Being a geek male, it is a certain thrill when I notice a woman staring at me with genuine interest on her face. She walks pass me, with eyes for me, and me alone. She hesitantly stops in the midst of walking, catches my eye, she asks me, a bit shy, but unable to contain herself:
“That’s a cool shirt, where did you get it?”
I calmly yank my Orange Julius from my lips, careful to keep the sweet nectar from spilling no more than a s**t ton of drops all over the place and respond, “Buh? Huh? Oh yeah, um, thanks…. online, uh… got it… online.” This back and forth is only made more playfully flirty by the smoldering vacant look on my face, and her quickly walking off to continue talking to her friends.
Don’t hate the playa, hate the game.
In the meantime, here’s one of the shirts I wear that makes all the ladies want my body to continue being clothed:
I like my shirts with a certain unique flair to them. In the world of geekiness, references are king. And the more specific, obscure, and fun the reference, the more likely I will shell out my hard earned gold pressed latinum (that is a Star Trek: Deep Space Nine reference WHAT’S UP?!) and buy said specifically obscure and fun referential t-shirt. And the more original the art, the more I’ll geek out when I procure them threads. I mean, RedBubble.com had the above Scott Pilgrim vs The World shirt and the following shirt!
Again, thanks to redbubble for these shirts:
So then, you think to yourself, “I like Werewolves. But I like astronauts too. I will never find a shirt where these two great flavors will meet!” INCORRECT!
Just go to Threadless.com and find amazing designs and t-shirts made by real artists who get REAL paid when you buy these shirts!
Maybe you have a hankering for official DC super hero symbol shirts? Well, because I’m a big geek for Kingdom Come (written by Mark Waid and painted by Alex Ross), I bought a Kingdom Come Superman symbol shirt from Graphittidesigns.com.

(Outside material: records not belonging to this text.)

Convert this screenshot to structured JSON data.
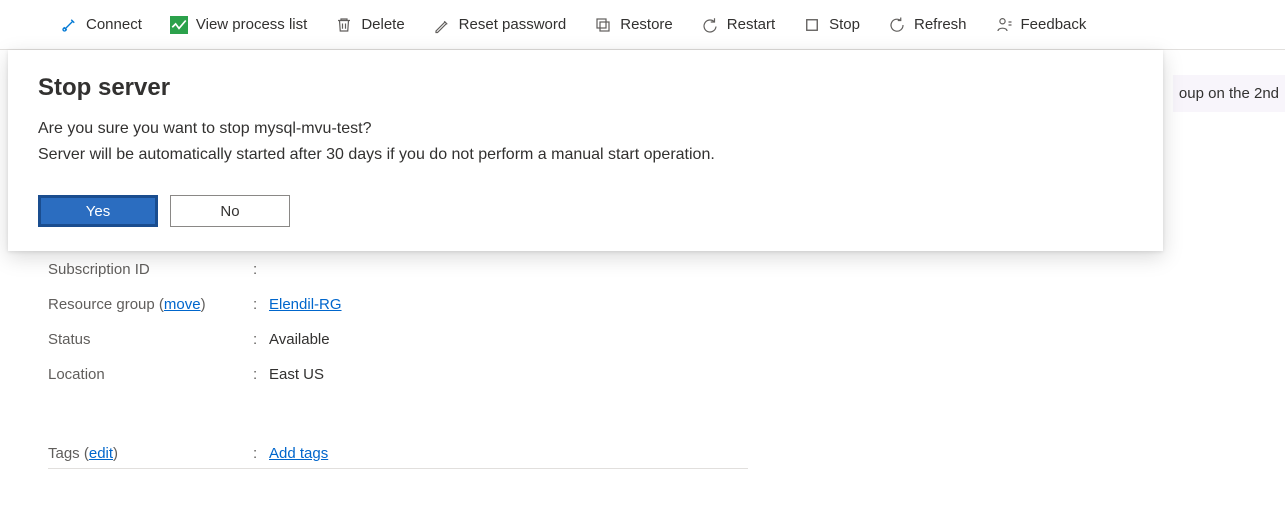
{
  "toolbar": {
    "connect": "Connect",
    "view_process_list": "View process list",
    "delete": "Delete",
    "reset_password": "Reset password",
    "restore": "Restore",
    "restart": "Restart",
    "stop": "Stop",
    "refresh": "Refresh",
    "feedback": "Feedback"
  },
  "banner_fragment": "oup on the 2nd",
  "dialog": {
    "title": "Stop server",
    "line1": "Are you sure you want to stop mysql-mvu-test?",
    "line2": "Server will be automatically started after 30 days if you do not perform a manual start operation.",
    "yes": "Yes",
    "no": "No"
  },
  "details": {
    "subscription_id_label": "Subscription ID",
    "subscription_id_value": "",
    "resource_group_label_prefix": "Resource group (",
    "resource_group_move": "move",
    "resource_group_label_suffix": ")",
    "resource_group_value": "Elendil-RG",
    "status_label": "Status",
    "status_value": "Available",
    "location_label": "Location",
    "location_value": "East US",
    "tags_label_prefix": "Tags (",
    "tags_edit": "edit",
    "tags_label_suffix": ")",
    "tags_value": "Add tags"
  }
}
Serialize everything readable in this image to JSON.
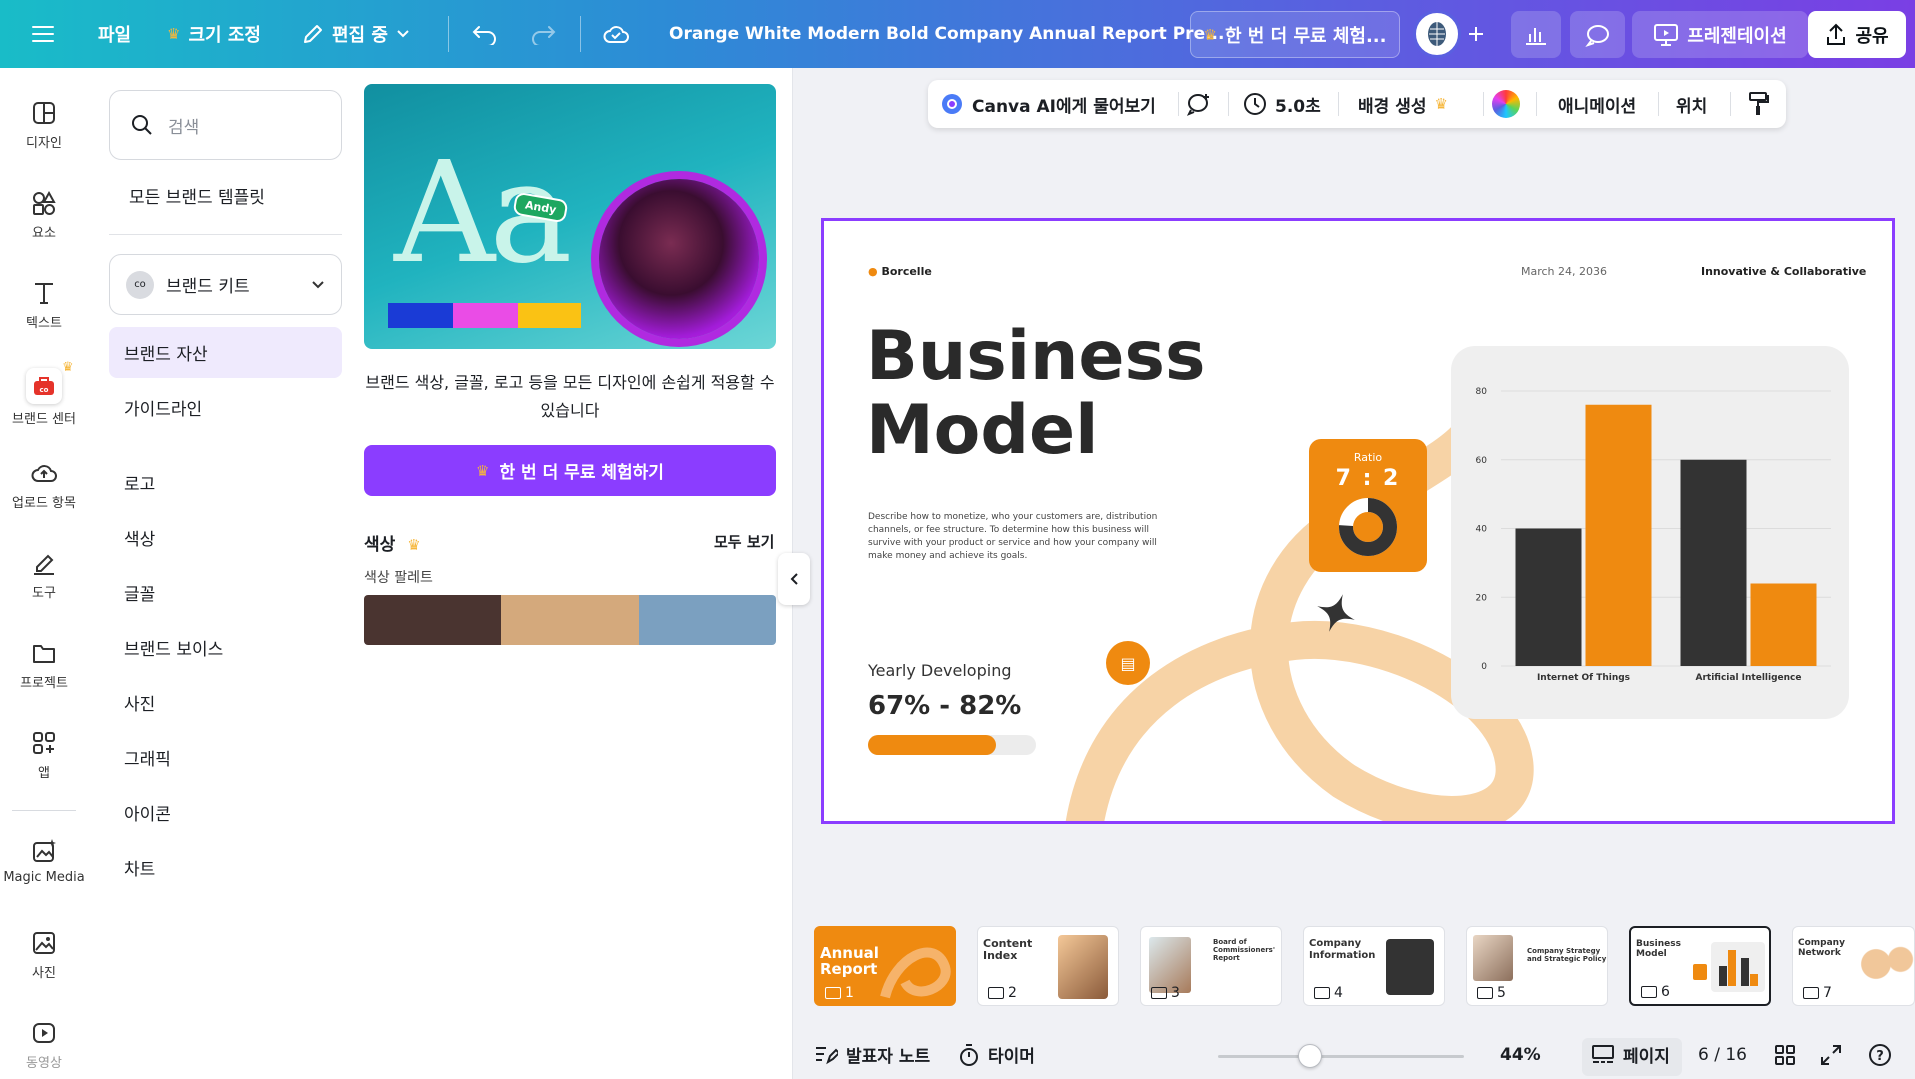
{
  "topbar": {
    "file": "파일",
    "resize": "크기 조정",
    "editing": "편집 중",
    "doc_title": "Orange White Modern Bold Company Annual Report Pre...",
    "trial": "한 번 더 무료 체험...",
    "present": "프레젠테이션",
    "share": "공유"
  },
  "rail": [
    {
      "label": "디자인",
      "icon": "design-icon"
    },
    {
      "label": "요소",
      "icon": "elements-icon"
    },
    {
      "label": "텍스트",
      "icon": "text-icon"
    },
    {
      "label": "브랜드 센터",
      "icon": "brand-icon"
    },
    {
      "label": "업로드 항목",
      "icon": "upload-icon"
    },
    {
      "label": "도구",
      "icon": "tools-icon"
    },
    {
      "label": "프로젝트",
      "icon": "folder-icon"
    },
    {
      "label": "앱",
      "icon": "apps-icon"
    },
    {
      "label": "Magic Media",
      "icon": "magic-media-icon"
    },
    {
      "label": "사진",
      "icon": "photo-icon"
    },
    {
      "label": "동영상",
      "icon": "video-icon"
    }
  ],
  "panel": {
    "search_placeholder": "검색",
    "all_templates": "모든 브랜드 템플릿",
    "brand_kit": "브랜드 키트",
    "nav": [
      "브랜드 자산",
      "가이드라인",
      "로고",
      "색상",
      "글꼴",
      "브랜드 보이스",
      "사진",
      "그래픽",
      "아이콘",
      "차트"
    ],
    "hero_tag": "Andy",
    "desc": "브랜드 색상, 글꼴, 로고 등을 모든 디자인에 손쉽게 적용할 수 있습니다",
    "cta": "한 번 더 무료 체험하기",
    "colors_title": "색상",
    "see_all": "모두 보기",
    "palette_label": "색상 팔레트",
    "palette": [
      "#4a3430",
      "#d4a97c",
      "#7ba0c0"
    ],
    "hero_bar_colors": [
      "#1a3bd6",
      "#ea4ce6",
      "#fac214"
    ]
  },
  "context_bar": {
    "ask_ai": "Canva AI에게 물어보기",
    "duration": "5.0초",
    "bg_gen": "배경 생성",
    "animation": "애니메이션",
    "position": "위치"
  },
  "slide": {
    "brand": "Borcelle",
    "date": "March 24, 2036",
    "tagline": "Innovative & Collaborative",
    "title_line1": "Business",
    "title_line2": "Model",
    "body": "Describe how to monetize, who your customers are, distribution channels, or fee structure. To determine how this business will survive with your product or service and how your company will make money and achieve its goals.",
    "ratio_label": "Ratio",
    "ratio_value": "7 : 2",
    "yearly_label": "Yearly Developing",
    "yearly_value": "67% - 82%",
    "progress": 0.76,
    "accent": "#ef8a10",
    "dark": "#333333"
  },
  "chart_data": {
    "type": "bar",
    "categories": [
      "Internet Of Things",
      "Artificial Intelligence"
    ],
    "series": [
      {
        "values": [
          40,
          60
        ]
      },
      {
        "values": [
          76,
          24
        ]
      }
    ],
    "ylim": [
      0,
      80
    ],
    "yticks": [
      0,
      20,
      40,
      60,
      80
    ],
    "colors": [
      "#333333",
      "#ef8a10"
    ],
    "grid": true
  },
  "thumbnails": [
    {
      "title": "Annual\nReport",
      "num": "1"
    },
    {
      "title": "Content\nIndex",
      "num": "2"
    },
    {
      "title": "Board of\nCommissioners'\nReport",
      "num": "3"
    },
    {
      "title": "Company\nInformation",
      "num": "4"
    },
    {
      "title": "Company Strategy\nand Strategic Policy",
      "num": "5"
    },
    {
      "title": "Business\nModel",
      "num": "6"
    },
    {
      "title": "Company\nNetwork",
      "num": "7"
    }
  ],
  "bottombar": {
    "notes": "발표자 노트",
    "timer": "타이머",
    "zoom": "44%",
    "pages": "페이지",
    "page_count": "6 / 16"
  }
}
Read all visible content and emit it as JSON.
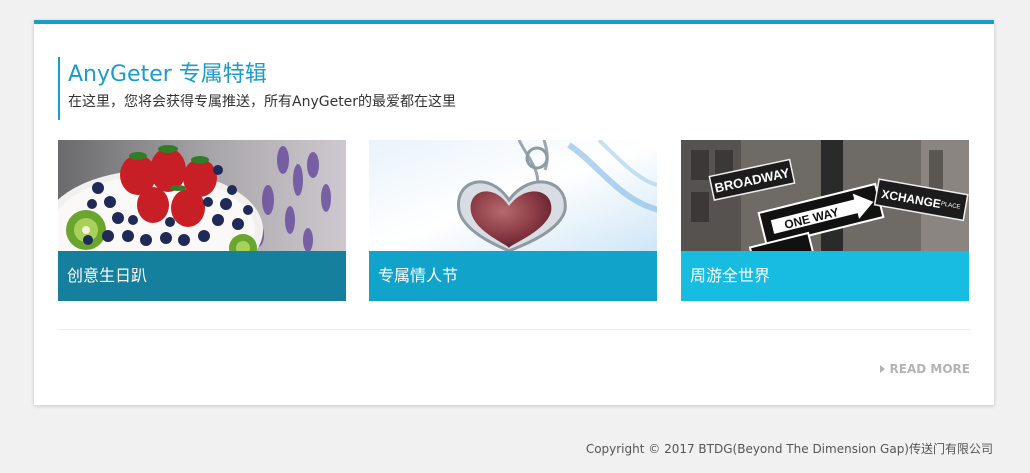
{
  "section": {
    "title": "AnyGeter 专属特辑",
    "subtitle": "在这里，您将会获得专属推送，所有AnyGeter的最爱都在这里",
    "accent_color": "#1a9ccc"
  },
  "cards": [
    {
      "label": "创意生日趴",
      "bar_color": "#157f9e",
      "image": "birthday-cake-image"
    },
    {
      "label": "专属情人节",
      "bar_color": "#12a3cb",
      "image": "heart-pendant-image"
    },
    {
      "label": "周游全世界",
      "bar_color": "#16bde0",
      "image": "street-signs-image"
    }
  ],
  "read_more": {
    "label": "READ MORE"
  },
  "footer": {
    "copyright": "Copyright © 2017 BTDG(Beyond The Dimension Gap)传送门有限公司"
  },
  "street_signs": {
    "sign1": "BROADWAY",
    "sign2": "ONE WAY",
    "sign3": "XCHANGE",
    "sign3_small": "PLACE"
  }
}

Wanna know something a little surprising? My favorite Buffy the Vampire Slayer shirt isn’t even made in America. It was made by Qwertee.com in England. But be careful when buying from this site. The American dollar is down, so the shirts are worth more in pounds.
Also I have my Van Gogh Doctor Who shirt, just cuz I need to be different and cool. And because the art is awesome. I think I just bought this off of Amazon.
But you know what’s the best shirt to buy? The shirt you buy straight from the creator of the very thing you love. In this case, it was an Axe Cop t-shirt.
So if you’re on the lookout for geeked out threads, try out the above sites. In the meantime, please don’t buy every shirt I bought, unless you’re buying me a backup shirt. In that case, go crazy!
I am conflicted, you are buying from the creator of the art piece but the creator of the franchise doesn’t see a dime. Or do they? Are there any copy right issues regarding these shirts? For example the Van Gogh Doctor Who shirt. Maybe there isn’t an issue, I love these sites and have bought shirts from them but the thought of copyright just occurred to me.It’s a reason I am hesitant to buy from artists in the artist alley’s at conventions. They are capable of beautiful art, yes. But making money without the permission of the original artist/franchise. Anyways, it’s just a thought. I’ve seen some bad ass stuff in the artist alley.
I can say comfortably that 70% of these sites are paying money towards the creator of said franchise. The other 30%… okay, I don’t know for sure. But at the same time, its free advertising and if I want a design, then I will buy it, official or bootleg. Beautiful art is beautiful art and I will buy it.
And the Van Gogh Doctor Who shirt is officially from Doctor Who!